(Dataset rows for apps and sites)
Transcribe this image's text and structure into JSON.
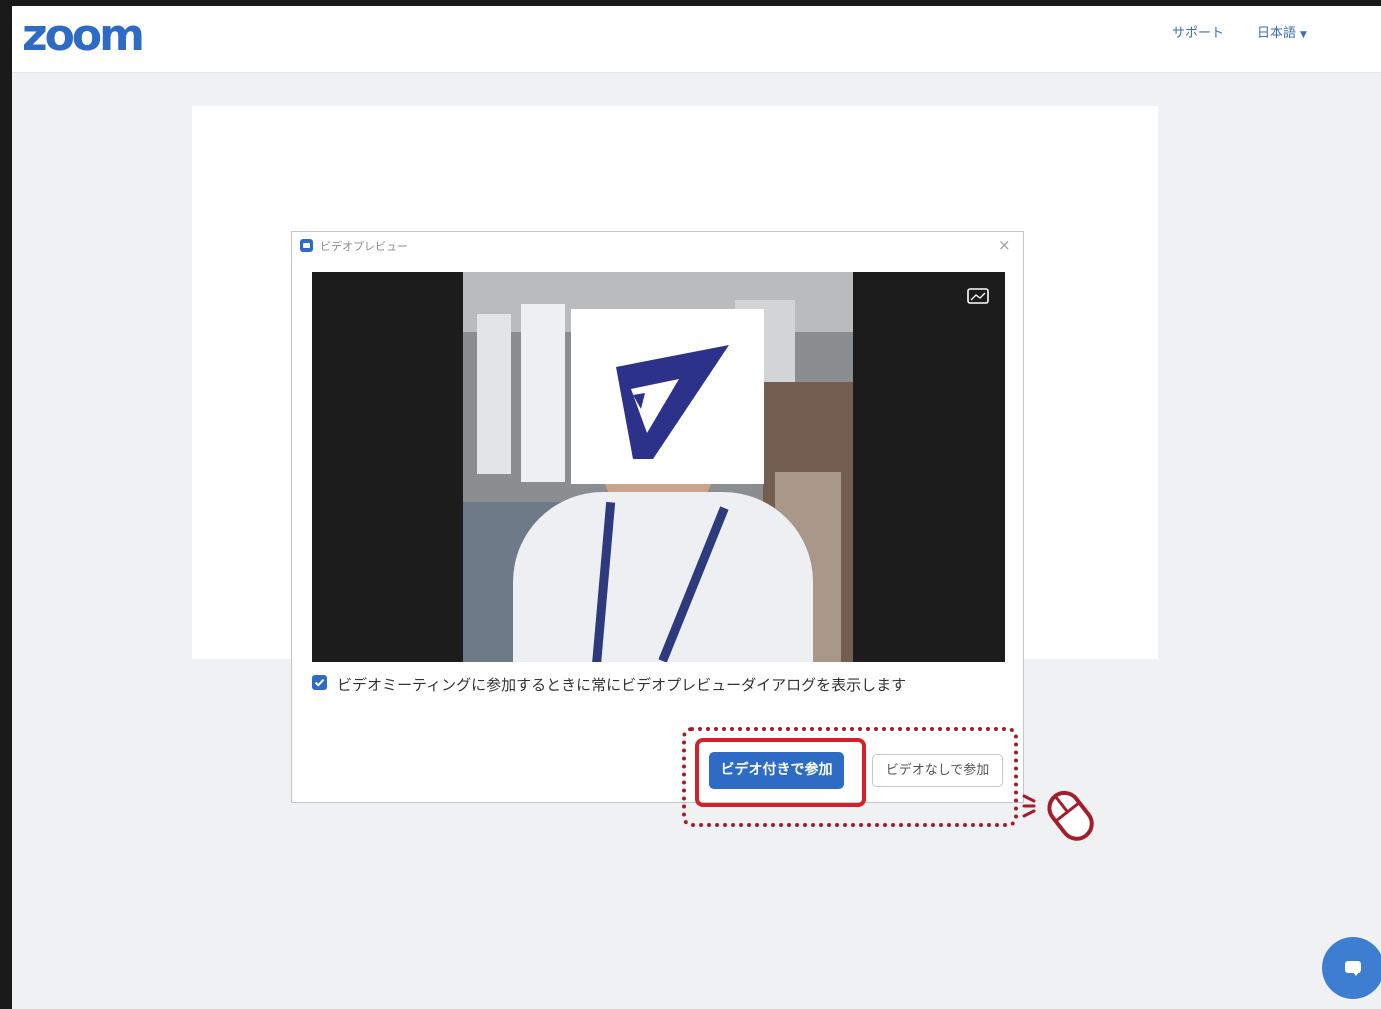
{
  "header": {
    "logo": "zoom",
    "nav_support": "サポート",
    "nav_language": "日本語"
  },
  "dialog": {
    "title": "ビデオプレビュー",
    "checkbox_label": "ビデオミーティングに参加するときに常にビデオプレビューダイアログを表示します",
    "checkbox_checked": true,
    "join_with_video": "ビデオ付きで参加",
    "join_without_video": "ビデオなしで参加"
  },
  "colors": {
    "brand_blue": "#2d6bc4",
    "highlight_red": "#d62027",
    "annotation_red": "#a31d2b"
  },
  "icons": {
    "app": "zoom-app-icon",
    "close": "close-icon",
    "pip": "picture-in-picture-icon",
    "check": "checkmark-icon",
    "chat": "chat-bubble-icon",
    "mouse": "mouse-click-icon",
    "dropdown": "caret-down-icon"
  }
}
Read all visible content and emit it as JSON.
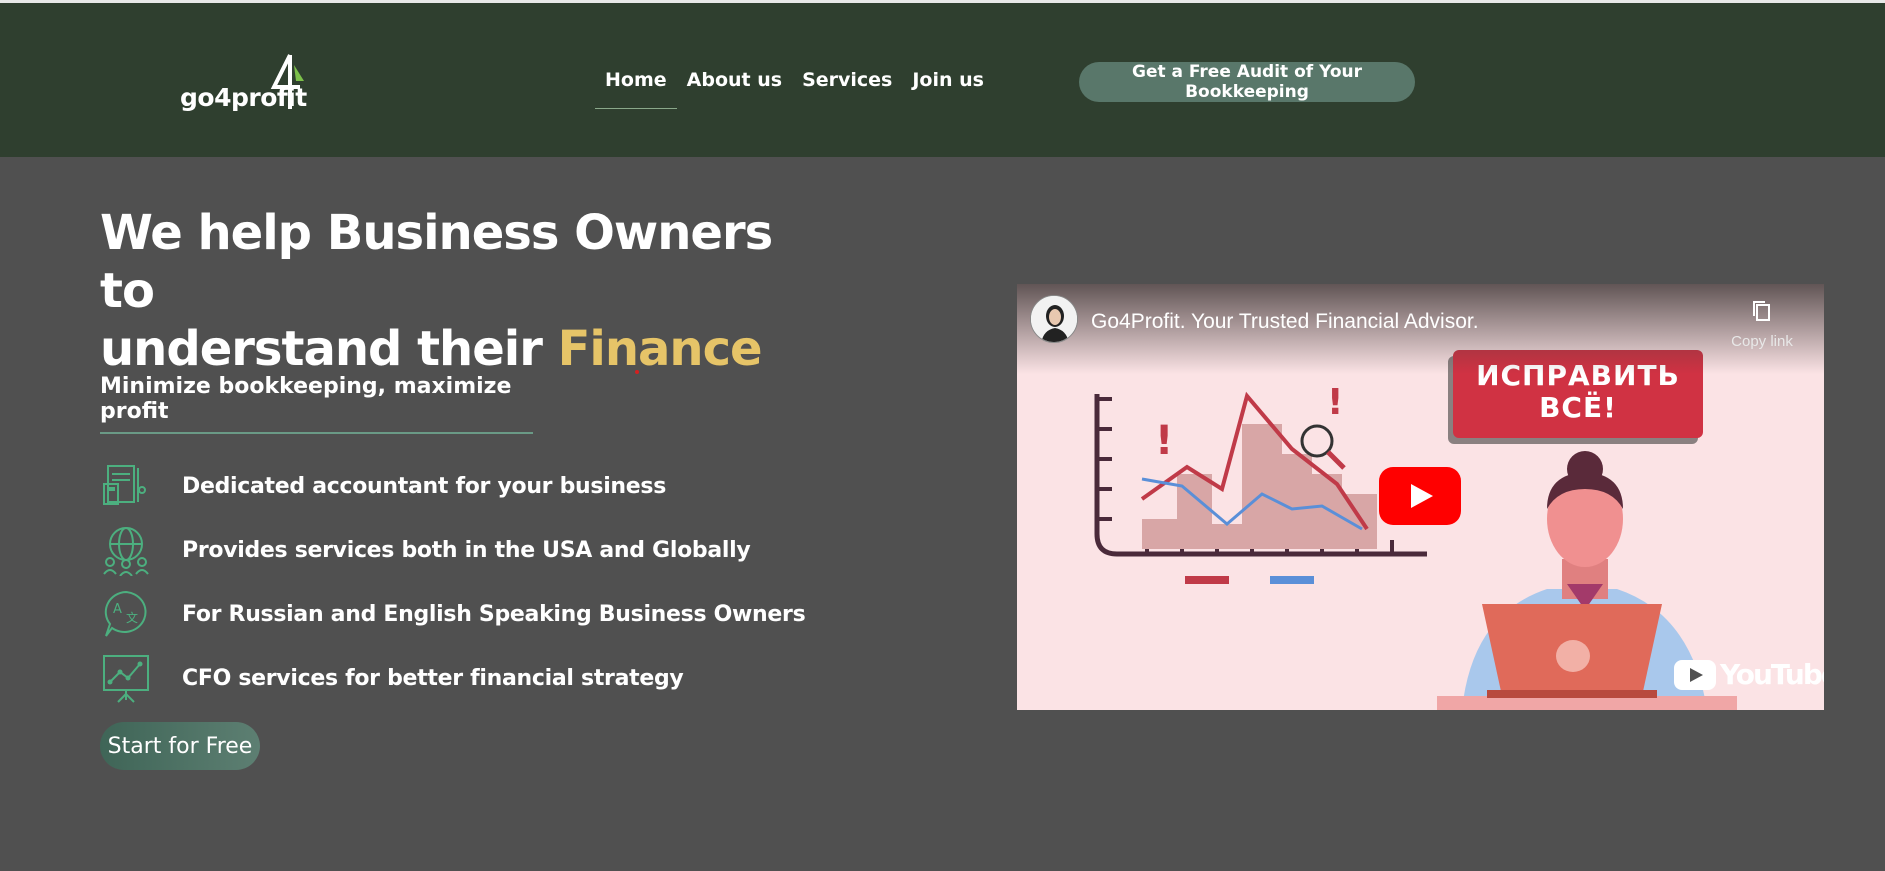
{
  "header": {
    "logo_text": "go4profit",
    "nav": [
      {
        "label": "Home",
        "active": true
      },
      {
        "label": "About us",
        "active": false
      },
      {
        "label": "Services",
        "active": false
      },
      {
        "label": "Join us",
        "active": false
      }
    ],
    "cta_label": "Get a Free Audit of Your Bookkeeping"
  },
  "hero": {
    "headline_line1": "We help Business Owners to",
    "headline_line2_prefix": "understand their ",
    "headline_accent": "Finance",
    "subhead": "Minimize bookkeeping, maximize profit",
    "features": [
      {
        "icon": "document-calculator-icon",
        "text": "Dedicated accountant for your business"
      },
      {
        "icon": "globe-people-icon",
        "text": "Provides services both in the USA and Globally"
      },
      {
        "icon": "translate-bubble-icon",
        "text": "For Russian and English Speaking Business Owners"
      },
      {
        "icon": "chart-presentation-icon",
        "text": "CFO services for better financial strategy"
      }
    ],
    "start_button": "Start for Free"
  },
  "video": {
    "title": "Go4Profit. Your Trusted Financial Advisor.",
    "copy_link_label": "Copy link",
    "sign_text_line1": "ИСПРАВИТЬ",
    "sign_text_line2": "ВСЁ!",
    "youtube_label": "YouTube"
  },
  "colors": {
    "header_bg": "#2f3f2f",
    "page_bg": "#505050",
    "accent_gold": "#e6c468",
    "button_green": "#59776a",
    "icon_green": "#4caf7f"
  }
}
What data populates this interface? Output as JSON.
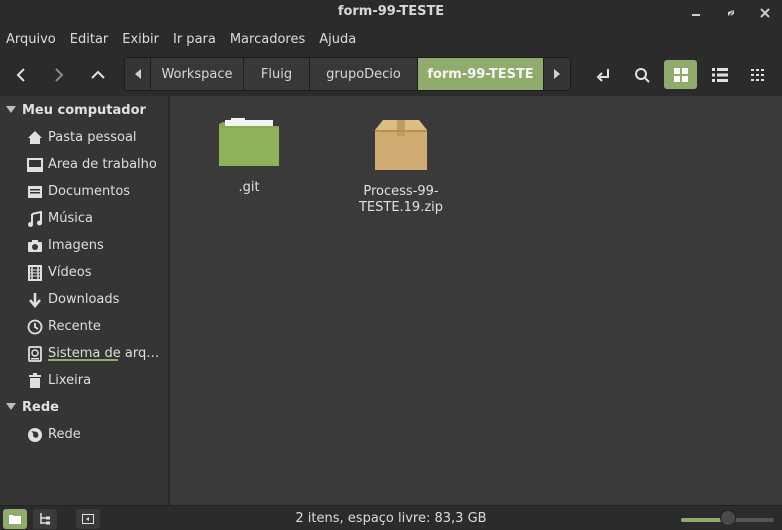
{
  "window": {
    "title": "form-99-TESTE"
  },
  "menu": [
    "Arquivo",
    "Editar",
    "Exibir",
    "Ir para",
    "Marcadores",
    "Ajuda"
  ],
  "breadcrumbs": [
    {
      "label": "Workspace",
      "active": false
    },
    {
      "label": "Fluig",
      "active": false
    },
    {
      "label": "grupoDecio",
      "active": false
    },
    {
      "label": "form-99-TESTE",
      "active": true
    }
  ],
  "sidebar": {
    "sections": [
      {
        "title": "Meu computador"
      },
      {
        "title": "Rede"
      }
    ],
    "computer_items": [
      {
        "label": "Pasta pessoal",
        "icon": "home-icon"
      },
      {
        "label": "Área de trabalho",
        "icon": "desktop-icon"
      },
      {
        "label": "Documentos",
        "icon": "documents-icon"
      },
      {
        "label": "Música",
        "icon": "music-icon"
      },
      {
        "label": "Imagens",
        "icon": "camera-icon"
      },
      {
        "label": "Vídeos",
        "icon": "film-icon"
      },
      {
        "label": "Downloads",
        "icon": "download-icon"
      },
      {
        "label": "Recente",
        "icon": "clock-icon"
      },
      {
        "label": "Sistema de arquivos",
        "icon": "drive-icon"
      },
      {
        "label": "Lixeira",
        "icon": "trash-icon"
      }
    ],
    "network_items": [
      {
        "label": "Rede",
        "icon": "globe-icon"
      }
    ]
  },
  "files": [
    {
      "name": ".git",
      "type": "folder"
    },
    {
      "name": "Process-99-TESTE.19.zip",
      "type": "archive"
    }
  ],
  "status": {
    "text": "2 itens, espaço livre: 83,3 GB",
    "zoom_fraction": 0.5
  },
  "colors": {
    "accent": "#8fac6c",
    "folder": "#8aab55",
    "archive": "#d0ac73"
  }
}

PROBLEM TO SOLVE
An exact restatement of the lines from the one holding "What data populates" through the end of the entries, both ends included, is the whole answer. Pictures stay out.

EXPECTED ANSWER
What data populates this interface? Output as JSON.
{
  "window": {
    "title": "form-99-TESTE"
  },
  "menu": [
    "Arquivo",
    "Editar",
    "Exibir",
    "Ir para",
    "Marcadores",
    "Ajuda"
  ],
  "breadcrumbs": [
    {
      "label": "Workspace",
      "active": false
    },
    {
      "label": "Fluig",
      "active": false
    },
    {
      "label": "grupoDecio",
      "active": false
    },
    {
      "label": "form-99-TESTE",
      "active": true
    }
  ],
  "sidebar": {
    "sections": [
      {
        "title": "Meu computador"
      },
      {
        "title": "Rede"
      }
    ],
    "computer_items": [
      {
        "label": "Pasta pessoal",
        "icon": "home-icon"
      },
      {
        "label": "Área de trabalho",
        "icon": "desktop-icon"
      },
      {
        "label": "Documentos",
        "icon": "documents-icon"
      },
      {
        "label": "Música",
        "icon": "music-icon"
      },
      {
        "label": "Imagens",
        "icon": "camera-icon"
      },
      {
        "label": "Vídeos",
        "icon": "film-icon"
      },
      {
        "label": "Downloads",
        "icon": "download-icon"
      },
      {
        "label": "Recente",
        "icon": "clock-icon"
      },
      {
        "label": "Sistema de arquivos",
        "icon": "drive-icon"
      },
      {
        "label": "Lixeira",
        "icon": "trash-icon"
      }
    ],
    "network_items": [
      {
        "label": "Rede",
        "icon": "globe-icon"
      }
    ]
  },
  "files": [
    {
      "name": ".git",
      "type": "folder"
    },
    {
      "name": "Process-99-TESTE.19.zip",
      "type": "archive"
    }
  ],
  "status": {
    "text": "2 itens, espaço livre: 83,3 GB",
    "zoom_fraction": 0.5
  },
  "colors": {
    "accent": "#8fac6c",
    "folder": "#8aab55",
    "archive": "#d0ac73"
  }
}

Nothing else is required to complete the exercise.